A Lesson from the Ivy Leaguers
Hitting the press recently has been a stream of investment returns getting published by the big university endowments. Why does this matter, you ask? With hundreds of billions allocated especially to those funds of the Ivy League schools, a lot of attention is paid to how this “smart money” invests. Returns give an insight to that. And this smart money has been doing a lot of thinking, especially since the financial crisis of 2008, to find ways to enhance returns, limit risk, and get to the best possible place for their dollars.

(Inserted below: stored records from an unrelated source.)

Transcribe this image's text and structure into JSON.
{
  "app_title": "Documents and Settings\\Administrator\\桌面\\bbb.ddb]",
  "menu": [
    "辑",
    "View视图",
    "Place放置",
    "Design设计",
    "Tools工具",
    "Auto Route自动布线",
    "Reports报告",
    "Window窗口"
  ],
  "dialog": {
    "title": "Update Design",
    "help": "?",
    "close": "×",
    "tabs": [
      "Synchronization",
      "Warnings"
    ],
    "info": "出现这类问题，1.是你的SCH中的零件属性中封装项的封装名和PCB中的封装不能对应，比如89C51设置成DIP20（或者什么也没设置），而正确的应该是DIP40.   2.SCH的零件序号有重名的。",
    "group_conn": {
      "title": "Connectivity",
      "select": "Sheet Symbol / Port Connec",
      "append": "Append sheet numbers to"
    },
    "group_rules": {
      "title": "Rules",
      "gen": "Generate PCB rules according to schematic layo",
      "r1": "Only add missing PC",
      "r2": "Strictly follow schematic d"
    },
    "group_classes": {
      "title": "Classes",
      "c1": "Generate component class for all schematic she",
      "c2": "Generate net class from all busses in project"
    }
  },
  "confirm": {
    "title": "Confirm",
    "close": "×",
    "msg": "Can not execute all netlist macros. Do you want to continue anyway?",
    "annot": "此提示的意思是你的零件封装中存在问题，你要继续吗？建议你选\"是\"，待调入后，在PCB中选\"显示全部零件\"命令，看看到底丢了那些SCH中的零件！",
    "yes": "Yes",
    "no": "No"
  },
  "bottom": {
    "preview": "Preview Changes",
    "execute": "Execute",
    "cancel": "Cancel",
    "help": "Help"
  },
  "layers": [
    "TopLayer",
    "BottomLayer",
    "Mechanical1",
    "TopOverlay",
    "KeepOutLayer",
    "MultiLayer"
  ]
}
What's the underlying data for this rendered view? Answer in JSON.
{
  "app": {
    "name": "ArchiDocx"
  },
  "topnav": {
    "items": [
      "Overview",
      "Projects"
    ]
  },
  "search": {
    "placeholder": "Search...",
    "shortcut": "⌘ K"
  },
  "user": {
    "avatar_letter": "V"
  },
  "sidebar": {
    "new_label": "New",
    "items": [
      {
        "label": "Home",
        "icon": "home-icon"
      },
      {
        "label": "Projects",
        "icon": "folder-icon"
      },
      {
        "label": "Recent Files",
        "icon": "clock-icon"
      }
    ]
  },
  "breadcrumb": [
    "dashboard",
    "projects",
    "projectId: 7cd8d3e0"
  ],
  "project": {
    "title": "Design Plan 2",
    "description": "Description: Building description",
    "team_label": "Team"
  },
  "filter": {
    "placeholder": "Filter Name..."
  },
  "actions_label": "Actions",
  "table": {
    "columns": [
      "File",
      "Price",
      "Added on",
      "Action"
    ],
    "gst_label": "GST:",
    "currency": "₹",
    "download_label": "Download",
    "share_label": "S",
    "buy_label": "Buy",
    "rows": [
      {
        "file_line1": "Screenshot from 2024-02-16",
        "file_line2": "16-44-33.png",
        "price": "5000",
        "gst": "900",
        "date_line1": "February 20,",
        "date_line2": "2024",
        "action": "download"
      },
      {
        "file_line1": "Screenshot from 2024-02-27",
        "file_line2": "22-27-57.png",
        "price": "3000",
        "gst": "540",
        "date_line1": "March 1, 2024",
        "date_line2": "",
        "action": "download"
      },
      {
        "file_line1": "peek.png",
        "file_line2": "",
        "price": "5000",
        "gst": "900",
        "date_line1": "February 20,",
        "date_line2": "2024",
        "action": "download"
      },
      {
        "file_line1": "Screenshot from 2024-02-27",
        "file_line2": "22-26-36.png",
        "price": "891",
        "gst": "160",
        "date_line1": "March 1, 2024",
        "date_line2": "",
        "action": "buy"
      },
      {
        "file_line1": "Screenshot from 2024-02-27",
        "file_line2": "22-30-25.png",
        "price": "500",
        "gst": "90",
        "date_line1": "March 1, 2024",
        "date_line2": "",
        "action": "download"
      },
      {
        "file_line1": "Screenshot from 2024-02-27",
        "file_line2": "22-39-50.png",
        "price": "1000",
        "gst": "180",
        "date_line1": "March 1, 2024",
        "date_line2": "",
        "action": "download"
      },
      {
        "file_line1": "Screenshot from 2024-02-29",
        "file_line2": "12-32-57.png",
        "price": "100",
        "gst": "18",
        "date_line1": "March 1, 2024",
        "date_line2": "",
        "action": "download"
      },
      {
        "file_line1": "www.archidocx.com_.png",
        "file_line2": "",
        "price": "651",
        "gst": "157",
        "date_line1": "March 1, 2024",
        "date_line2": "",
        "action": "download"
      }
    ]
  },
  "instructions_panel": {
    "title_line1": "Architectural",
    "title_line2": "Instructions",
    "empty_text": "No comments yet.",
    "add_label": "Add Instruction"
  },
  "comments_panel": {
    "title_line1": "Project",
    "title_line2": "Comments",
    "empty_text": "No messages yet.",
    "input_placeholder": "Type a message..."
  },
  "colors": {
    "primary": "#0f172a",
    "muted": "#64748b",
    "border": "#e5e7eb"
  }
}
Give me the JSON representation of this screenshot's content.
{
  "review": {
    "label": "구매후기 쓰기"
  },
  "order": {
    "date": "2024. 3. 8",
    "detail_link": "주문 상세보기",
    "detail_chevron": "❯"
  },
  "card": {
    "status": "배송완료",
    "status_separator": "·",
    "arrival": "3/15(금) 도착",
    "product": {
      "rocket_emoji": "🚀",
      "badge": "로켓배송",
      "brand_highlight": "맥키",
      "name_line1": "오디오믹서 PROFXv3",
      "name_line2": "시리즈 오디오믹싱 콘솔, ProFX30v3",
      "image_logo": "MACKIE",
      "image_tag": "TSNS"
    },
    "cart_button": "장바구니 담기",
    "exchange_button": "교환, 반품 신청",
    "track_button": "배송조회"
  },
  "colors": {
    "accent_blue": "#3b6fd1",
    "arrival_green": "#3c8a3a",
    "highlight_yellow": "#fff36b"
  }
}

But the results continue to be questionable. In fact, in the most recent year average, endowments posted their worst returns since 2009, a period that included the financial crisis (endowments typically use June 30th as the end of their performance periods). Much of the way these endowments have gone about “fixing” their portfolios from 2008 has been through a growing use of alternatives which has steadily been increasing. A study from Vanguard about endowments shows large endowments have increased their exposure to alternatives from 28% in 2002 up to 60% more recently.

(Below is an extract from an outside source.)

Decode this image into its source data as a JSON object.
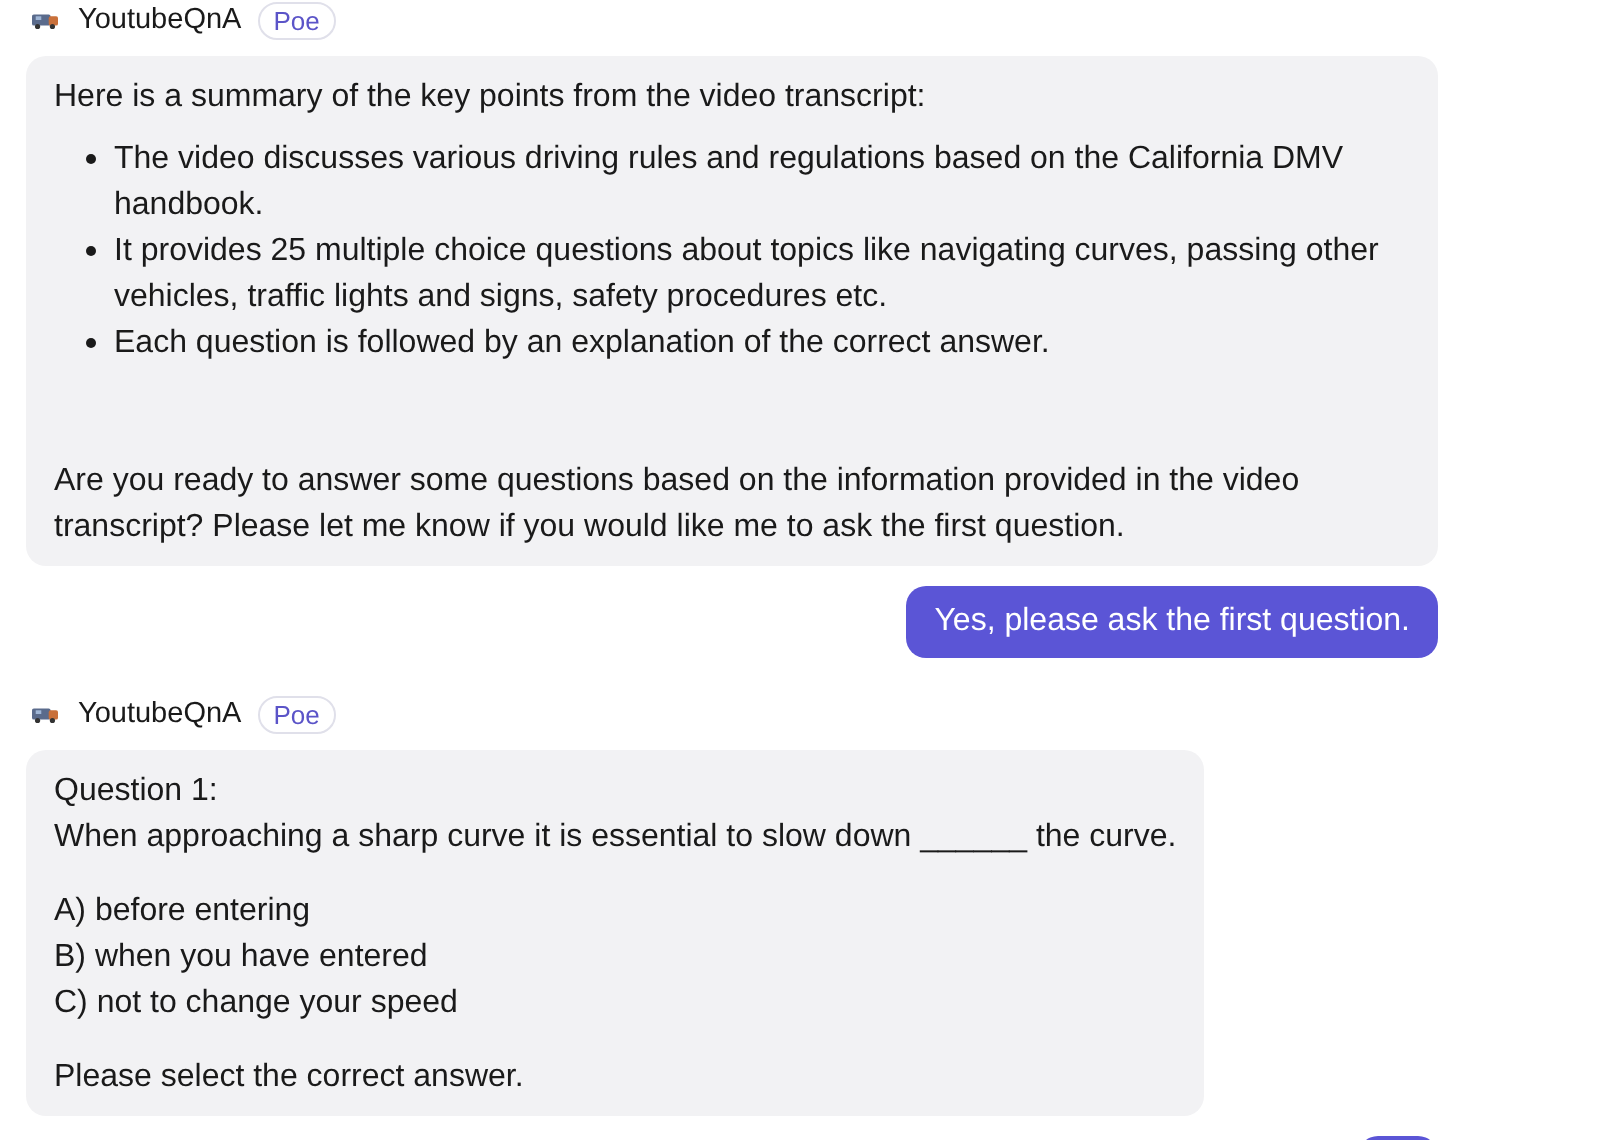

How have they done? You can see for yourself. Below is a chart showing many of the top Ivy League endowments and how their return stacked up.
Now the message here is not to pick on alternatives or debate their merits. No, the point here is that this has been a tough investment climate all around. Sure, large US stocks were up 4.0% (S&P 500) and bonds (Barclays Aggregate) were up 6.0%, but all other portions of the market struggled. Small US stocks lost -6.7% (Russell 2000) and foreign stocks fell -10.2% (MSCI EAFE). Put all this together and the basic balanced portfolio* referred to in the chart had a go nowhere year. That doesn’t feel good, but it’s all relative. While it is certainly important how you feel when these types of markets inevitably present themselves, it is far more important what you do about it. The endowments keep trying to “fix” things: change managers, have more alternatives, lock up in long-term investments, bring more investment talent in-house, and the list goes on. A lot of the “fixing” ends up looking like chasing performance, something we’ve seen time and again not work.
Instead, the approach needs to be that of discipline. Sometimes the best investment decision is the one you don’t make at all. It doesn’t mean you don’t think and evaluate what’s going on. But if your philosophy is anchored upon a meaningful strategy, the only way to realize the fruits of the strategy is to weather the ups and downs that come with it. And all along the way it certainly makes sense to keep your eye on how others, like the best and brightest of the endowment world, are doing relative to you. By that measure, things look pretty darn good.
The S&P 500 Index is widely regarded as the best single gauge of the U.S. equities market, this world-renowned index includes a representative sample of 500 leading companies in leading industries of the U.S. economy. The Barclays Capital U.S. Aggregate Index (Agg) represents securities that are SEC-registered, taxable, and dollar denominated. The index covers the U.S. investment grade fixed rate bond market, with index components for government and corporate securities, mortgage pass-through securities, and asset-backed securities. The Russell 2000 Index® (R2000) measures the performance of the 2,000 smallest companies in the Russell 3000 Index. The MSCI® EAFE (Europe, Australia, Far East) Net Index USD is the pre-eminent benchmark in the US to measure international equity performance. It comprises 21 MSCI country indexes, representing the developed markets outside of North America measured in U.S. dollars.
Data for the chart above gathered from university press releases and the Wall Street Journal.